Report every line below that has the string "Aplikasi" in it.

########

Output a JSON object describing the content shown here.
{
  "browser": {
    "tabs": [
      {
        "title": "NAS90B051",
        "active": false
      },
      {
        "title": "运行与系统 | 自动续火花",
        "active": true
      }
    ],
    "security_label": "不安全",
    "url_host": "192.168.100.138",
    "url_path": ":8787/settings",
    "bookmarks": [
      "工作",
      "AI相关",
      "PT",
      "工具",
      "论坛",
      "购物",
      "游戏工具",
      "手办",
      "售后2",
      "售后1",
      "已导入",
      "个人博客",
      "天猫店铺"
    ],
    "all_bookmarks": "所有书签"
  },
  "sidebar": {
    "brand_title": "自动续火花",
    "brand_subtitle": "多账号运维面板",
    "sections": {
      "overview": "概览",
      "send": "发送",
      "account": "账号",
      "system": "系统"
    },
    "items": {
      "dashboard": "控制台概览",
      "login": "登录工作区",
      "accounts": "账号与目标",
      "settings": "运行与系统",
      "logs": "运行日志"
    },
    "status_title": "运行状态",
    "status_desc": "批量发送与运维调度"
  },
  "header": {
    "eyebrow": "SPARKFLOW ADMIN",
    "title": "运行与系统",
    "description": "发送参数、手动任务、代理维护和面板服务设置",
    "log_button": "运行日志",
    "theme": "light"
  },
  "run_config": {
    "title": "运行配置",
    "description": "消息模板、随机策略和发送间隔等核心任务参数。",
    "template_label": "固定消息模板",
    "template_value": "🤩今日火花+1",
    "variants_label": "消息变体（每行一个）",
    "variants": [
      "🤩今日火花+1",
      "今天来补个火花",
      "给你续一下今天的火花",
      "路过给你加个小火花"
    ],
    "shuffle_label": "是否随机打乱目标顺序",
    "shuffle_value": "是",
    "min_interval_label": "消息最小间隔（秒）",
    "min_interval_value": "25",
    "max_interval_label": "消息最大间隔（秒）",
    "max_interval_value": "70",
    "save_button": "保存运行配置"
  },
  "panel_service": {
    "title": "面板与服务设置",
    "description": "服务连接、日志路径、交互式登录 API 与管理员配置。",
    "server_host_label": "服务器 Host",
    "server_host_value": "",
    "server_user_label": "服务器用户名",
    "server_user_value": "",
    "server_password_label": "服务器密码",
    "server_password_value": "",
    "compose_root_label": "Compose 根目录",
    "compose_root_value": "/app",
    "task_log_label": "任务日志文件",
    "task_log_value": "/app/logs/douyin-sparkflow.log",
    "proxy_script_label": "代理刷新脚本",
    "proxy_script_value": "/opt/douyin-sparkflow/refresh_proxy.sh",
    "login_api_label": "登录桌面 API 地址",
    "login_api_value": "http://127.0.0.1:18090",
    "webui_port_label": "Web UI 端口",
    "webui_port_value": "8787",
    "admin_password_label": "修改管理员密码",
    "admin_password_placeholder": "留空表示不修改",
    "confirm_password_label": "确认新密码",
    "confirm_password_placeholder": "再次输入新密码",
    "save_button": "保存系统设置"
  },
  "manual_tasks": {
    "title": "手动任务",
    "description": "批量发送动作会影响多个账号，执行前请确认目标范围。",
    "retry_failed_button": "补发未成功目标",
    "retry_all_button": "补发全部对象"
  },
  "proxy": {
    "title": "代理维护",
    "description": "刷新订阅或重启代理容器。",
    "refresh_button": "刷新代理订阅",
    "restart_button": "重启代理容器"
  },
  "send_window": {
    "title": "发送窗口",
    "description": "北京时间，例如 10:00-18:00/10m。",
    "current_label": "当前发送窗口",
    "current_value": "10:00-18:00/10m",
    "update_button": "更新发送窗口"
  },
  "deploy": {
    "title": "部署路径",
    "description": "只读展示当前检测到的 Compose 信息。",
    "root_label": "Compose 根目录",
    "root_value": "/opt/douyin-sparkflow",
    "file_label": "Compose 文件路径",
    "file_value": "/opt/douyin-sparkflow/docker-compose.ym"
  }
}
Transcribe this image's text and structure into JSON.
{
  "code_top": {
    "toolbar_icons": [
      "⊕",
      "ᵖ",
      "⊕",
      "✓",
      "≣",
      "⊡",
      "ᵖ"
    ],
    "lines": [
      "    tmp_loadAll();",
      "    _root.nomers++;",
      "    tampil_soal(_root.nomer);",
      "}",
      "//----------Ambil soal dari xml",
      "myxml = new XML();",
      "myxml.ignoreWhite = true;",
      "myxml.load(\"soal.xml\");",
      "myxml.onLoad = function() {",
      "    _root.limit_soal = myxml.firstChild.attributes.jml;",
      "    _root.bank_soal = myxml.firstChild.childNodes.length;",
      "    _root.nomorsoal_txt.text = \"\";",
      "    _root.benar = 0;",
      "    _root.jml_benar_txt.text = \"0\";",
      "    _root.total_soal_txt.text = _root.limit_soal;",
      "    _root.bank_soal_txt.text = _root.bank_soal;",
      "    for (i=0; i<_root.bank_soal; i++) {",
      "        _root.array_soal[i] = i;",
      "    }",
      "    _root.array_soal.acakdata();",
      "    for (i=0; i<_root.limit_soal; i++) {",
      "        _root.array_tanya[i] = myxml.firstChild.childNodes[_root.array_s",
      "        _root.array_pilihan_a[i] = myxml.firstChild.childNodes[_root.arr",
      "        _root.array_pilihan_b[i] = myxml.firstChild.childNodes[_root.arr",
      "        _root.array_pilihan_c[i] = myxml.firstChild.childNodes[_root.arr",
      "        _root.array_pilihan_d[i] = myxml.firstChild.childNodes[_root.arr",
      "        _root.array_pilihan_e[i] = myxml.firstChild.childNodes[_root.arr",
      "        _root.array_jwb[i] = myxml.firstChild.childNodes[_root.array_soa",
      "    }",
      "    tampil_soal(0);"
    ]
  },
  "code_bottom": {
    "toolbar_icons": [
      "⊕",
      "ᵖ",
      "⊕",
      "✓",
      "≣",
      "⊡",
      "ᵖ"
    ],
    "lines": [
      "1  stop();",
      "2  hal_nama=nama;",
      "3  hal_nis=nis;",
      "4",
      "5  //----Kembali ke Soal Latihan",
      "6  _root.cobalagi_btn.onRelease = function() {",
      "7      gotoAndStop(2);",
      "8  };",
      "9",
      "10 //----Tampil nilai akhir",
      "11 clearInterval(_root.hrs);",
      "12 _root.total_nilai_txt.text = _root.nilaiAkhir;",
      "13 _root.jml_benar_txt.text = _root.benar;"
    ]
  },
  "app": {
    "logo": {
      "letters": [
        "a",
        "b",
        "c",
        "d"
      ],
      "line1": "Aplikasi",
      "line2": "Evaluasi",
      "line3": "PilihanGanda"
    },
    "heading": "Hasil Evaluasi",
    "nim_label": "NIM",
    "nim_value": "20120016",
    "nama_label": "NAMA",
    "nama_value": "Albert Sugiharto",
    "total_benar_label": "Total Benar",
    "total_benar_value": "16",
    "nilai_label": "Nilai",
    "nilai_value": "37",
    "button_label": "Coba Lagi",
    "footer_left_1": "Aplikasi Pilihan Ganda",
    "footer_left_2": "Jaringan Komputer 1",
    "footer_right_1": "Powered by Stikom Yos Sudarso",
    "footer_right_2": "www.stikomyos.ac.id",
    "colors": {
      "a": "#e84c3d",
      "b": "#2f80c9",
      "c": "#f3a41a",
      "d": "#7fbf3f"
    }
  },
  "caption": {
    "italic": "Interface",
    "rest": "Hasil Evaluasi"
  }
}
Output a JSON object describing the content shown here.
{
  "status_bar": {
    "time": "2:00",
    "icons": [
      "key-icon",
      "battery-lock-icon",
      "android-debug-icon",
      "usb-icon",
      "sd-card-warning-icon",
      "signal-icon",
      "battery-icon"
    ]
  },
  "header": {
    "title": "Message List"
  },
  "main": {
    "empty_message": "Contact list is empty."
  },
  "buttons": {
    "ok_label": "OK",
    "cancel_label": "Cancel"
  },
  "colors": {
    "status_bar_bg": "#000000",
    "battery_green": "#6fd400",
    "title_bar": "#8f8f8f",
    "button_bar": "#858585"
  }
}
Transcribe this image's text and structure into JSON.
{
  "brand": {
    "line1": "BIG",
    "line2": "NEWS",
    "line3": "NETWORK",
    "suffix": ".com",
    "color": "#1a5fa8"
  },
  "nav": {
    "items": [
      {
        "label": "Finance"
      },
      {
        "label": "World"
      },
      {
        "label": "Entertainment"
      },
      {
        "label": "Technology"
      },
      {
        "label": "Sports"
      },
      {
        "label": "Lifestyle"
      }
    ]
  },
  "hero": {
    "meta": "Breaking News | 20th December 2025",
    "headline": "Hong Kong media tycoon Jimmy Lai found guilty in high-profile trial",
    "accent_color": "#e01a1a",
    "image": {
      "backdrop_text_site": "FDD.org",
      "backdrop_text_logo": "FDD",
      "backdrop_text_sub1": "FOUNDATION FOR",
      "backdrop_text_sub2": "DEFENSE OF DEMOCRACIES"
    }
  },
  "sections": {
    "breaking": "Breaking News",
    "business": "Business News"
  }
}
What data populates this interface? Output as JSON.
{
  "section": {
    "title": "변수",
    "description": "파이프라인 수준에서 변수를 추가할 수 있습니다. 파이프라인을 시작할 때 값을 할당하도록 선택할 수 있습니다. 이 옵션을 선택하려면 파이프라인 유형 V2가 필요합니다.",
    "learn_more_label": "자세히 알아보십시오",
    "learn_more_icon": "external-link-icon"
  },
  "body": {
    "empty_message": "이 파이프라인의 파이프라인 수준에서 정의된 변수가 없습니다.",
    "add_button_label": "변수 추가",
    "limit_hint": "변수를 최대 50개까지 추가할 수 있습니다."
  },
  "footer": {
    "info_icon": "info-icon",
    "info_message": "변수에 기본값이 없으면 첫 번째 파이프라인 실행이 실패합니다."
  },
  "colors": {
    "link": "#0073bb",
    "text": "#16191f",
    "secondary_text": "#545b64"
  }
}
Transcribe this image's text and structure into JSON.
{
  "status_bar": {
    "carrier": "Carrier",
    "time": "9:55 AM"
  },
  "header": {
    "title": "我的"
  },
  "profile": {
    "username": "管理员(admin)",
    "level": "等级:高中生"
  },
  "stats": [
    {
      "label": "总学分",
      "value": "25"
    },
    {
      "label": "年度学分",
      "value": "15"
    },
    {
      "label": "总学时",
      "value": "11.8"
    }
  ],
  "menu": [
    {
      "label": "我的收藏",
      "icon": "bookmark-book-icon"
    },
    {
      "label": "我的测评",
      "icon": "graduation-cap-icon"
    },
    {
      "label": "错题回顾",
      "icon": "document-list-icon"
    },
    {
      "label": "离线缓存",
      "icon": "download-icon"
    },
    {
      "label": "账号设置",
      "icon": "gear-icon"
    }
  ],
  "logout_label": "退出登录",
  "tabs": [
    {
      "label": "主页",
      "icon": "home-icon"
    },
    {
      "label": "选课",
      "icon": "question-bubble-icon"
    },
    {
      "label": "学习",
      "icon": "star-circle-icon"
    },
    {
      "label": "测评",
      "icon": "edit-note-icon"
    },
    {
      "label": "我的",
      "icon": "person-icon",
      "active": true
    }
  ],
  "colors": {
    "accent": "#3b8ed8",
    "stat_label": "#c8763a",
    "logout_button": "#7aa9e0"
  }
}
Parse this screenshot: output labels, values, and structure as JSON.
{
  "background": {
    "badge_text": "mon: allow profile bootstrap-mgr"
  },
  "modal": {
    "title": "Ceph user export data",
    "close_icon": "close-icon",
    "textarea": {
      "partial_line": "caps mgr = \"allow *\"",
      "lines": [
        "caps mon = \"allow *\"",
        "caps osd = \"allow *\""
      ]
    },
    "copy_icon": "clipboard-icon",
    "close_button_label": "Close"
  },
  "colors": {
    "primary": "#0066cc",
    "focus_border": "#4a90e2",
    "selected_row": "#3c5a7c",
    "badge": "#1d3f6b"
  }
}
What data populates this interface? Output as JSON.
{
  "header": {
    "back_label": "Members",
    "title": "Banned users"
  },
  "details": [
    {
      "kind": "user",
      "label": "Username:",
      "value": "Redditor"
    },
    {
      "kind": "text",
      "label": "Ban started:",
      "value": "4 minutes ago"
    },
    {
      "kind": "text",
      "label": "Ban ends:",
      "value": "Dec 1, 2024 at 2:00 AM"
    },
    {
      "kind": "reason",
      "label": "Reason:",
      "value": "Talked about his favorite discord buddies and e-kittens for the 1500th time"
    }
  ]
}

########

* _Task result_:
      "line1": "Aplikasi",
    "footer_left_1": "Aplikasi Pilihan Ganda",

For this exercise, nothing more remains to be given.